Pro-choice libertarians believe that a fertilized embryo or in utero fetus is not a person with rights, that the mother is fully entitled to control of her own body, and that forbidding her an abortion would be an initiation of force against her.
Pro-life libertarians believe that at some point prior to birth (for some, that goes all the way back to conception), a fertilized embryo IS a person with rights — a person who has initiated force against no one and who therefore may not be permissibly killed.
There are other, more nuanced, libertarian arguments about abortion, but those are the bare basics.
Coming from the pro-life libertarian position, both the 10-year-old pregnant girl and her unborn child in this story are victims of an aggressor (the rapist whose actions resulted in the pregnancy). Abortion violates the rights of the unborn child, who is not an aggressor, and is therefore morally impermissible (unless, of course, it becomes a matter of self-defense, i.e. carrying the baby to term would kill or gravely harm the mother).
The problem with the “rape and incest exception” position is that it doesn’t address the questions raised above.
If abortion is a right, it’s a right whether rape or incest are involved or not.
If abortion is not a right, rape and incest don’t make it into a right.
To put it more bluntly, the “rape and incest exception” attack is demagoguery — a crass play on emotion rather than an appeal to fact.
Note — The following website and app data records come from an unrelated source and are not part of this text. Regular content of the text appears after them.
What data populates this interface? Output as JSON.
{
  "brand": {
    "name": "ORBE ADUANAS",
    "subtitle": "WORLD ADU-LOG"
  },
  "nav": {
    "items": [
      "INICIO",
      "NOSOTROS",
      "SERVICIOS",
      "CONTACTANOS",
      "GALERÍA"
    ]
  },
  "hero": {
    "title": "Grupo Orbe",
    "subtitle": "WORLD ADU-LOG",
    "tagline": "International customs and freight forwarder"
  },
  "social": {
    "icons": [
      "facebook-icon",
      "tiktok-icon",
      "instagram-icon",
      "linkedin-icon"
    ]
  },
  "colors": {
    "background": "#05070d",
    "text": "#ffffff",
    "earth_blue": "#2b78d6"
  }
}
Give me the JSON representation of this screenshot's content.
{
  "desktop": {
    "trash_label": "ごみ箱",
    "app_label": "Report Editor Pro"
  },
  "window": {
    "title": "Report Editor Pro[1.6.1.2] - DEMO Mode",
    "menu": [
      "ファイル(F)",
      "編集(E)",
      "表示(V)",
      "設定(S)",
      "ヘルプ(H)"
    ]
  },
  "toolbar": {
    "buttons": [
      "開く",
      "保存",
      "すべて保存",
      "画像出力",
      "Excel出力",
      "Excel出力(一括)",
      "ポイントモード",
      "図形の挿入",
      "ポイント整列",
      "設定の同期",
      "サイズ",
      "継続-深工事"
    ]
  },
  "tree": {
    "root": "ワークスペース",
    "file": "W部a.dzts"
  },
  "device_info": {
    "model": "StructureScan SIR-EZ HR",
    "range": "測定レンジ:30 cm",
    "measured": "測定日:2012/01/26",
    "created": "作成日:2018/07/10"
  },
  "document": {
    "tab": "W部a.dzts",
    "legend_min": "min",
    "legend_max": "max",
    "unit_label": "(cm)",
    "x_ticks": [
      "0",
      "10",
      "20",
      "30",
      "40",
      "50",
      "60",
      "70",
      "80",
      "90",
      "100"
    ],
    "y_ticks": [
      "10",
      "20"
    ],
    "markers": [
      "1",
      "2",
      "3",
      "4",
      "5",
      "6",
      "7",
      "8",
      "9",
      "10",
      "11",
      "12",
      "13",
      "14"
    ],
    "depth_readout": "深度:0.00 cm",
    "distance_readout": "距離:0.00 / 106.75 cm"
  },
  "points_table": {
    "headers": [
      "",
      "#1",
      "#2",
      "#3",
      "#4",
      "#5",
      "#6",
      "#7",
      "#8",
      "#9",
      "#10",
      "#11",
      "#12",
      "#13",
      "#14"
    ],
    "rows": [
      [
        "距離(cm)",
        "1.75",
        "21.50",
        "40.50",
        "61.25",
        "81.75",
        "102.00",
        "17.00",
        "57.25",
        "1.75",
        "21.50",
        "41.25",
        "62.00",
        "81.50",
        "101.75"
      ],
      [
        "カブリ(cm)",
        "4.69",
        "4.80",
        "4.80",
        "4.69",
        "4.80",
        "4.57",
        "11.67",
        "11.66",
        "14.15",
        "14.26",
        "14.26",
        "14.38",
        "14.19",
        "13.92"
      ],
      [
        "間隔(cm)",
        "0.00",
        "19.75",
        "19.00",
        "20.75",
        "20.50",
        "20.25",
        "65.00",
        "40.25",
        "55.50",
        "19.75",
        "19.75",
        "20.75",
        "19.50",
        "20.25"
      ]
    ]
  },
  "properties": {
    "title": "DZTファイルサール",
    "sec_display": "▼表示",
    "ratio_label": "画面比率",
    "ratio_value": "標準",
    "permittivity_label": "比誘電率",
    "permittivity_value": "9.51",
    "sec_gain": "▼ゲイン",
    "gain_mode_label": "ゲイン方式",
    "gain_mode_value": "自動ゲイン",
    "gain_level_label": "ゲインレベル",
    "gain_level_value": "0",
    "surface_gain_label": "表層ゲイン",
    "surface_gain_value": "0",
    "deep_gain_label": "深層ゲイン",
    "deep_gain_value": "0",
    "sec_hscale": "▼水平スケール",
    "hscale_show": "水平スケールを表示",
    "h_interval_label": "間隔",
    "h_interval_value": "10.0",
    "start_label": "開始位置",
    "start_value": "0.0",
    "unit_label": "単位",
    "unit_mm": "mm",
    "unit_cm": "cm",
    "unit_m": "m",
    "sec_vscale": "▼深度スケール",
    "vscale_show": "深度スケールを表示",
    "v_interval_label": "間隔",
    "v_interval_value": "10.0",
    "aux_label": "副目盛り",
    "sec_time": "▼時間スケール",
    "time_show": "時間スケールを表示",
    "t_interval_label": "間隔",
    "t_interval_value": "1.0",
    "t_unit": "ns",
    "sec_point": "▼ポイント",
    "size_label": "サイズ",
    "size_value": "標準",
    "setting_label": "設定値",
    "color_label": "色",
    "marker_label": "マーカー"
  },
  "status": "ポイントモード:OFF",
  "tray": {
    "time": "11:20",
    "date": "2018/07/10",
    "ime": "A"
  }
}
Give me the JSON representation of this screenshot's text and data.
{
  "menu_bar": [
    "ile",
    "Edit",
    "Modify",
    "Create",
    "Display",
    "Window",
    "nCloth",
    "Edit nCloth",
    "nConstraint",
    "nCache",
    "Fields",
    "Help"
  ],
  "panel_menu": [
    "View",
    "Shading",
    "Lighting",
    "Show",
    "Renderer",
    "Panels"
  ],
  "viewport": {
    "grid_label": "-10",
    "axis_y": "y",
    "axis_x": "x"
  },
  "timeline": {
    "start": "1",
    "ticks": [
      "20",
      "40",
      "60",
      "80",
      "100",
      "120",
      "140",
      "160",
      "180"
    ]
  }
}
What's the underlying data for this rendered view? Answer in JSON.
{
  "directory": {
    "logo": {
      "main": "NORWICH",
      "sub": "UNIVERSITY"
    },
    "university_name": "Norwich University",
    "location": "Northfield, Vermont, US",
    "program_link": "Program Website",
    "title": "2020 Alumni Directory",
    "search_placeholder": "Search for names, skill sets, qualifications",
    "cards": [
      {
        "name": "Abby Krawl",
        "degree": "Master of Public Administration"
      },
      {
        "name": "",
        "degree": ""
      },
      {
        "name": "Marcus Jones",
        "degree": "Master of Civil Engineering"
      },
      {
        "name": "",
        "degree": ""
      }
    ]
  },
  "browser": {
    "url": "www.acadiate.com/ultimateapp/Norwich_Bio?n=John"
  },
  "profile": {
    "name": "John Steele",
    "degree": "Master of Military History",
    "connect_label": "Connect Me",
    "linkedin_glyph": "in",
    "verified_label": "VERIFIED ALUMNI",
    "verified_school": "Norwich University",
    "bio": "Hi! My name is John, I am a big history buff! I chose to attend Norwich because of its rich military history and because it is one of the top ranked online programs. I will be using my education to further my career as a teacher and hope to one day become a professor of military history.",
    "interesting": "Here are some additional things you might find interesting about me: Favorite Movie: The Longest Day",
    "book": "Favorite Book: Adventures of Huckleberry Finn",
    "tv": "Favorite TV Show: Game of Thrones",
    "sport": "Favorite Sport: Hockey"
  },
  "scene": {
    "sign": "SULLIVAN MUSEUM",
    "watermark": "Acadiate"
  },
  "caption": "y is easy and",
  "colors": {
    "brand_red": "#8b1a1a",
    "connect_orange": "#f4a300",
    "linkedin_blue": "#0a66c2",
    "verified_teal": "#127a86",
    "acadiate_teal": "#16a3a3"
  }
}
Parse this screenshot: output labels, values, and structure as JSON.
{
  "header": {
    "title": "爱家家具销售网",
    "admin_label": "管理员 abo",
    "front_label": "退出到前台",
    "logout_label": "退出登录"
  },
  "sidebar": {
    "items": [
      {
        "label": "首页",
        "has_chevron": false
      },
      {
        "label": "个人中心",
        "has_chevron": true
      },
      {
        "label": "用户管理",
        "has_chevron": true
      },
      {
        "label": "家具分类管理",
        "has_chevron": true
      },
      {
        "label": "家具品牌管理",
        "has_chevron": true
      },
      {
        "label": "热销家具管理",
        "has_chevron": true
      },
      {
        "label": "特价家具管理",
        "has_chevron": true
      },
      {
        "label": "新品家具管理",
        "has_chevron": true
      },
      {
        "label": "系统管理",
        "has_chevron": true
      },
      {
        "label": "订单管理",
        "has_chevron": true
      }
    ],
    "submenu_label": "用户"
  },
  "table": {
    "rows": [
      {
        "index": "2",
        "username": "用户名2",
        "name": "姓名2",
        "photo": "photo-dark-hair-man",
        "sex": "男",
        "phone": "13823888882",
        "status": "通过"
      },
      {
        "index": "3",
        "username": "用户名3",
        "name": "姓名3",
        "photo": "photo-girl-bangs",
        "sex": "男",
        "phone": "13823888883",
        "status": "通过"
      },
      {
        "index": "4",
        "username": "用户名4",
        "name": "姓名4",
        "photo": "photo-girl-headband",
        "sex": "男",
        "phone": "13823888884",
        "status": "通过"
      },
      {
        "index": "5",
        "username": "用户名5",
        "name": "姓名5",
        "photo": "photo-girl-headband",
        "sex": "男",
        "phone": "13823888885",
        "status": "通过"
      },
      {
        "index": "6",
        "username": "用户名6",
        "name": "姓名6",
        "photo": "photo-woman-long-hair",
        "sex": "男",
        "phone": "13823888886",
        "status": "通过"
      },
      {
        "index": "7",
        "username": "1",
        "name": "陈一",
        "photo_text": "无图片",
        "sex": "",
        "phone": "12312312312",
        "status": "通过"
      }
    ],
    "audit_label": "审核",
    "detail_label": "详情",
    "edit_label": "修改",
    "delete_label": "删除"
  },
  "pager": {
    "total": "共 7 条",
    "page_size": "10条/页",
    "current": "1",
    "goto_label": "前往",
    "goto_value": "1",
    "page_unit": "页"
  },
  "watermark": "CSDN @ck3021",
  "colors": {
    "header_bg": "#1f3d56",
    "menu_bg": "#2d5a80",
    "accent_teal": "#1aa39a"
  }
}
As a pro-choice argument, it’s an epic fail.
Thomas L. Knapp is director and senior news analyst at the William Lloyd Garrison Center for Libertarian Advocacy Journalism (thegarrisoncenter.org). He lives and works in north central Florida.
- “Abortion: The ‘Rape and Incest Exception’ is Demagoguery,” by Thomas L. Knapp, Ventura County, California Citizens Journal, 08/19/15
- “Abortion: The ‘rape and incest exception’ is demagoguery,” by Thomas L. Knapp, Davenport, Iowa Quad-City Times, 08/19/15
- “Abortion: The ‘rape and incest exception’ is demagoguery,” by Thomas L. Knapp, Muscatine, Iowa Journal, 08/19/15
- “The ‘rape and incest exception,'” by Thomas L. Knapp, Orangeburg, South Carolina Times and Democrat, 08/20/15
- “Abortion: The ‘Rape and Incest Exception’ is Demagoguery,” by Thomas L. Knapp, River Cities’ Reader [Iowa], 08/26/15
- “Abortion: The ‘Rape and Incest Exception’ is demagoguery,” by Thomas L. Knapp, Sonoran News [Arizona], 08/26/15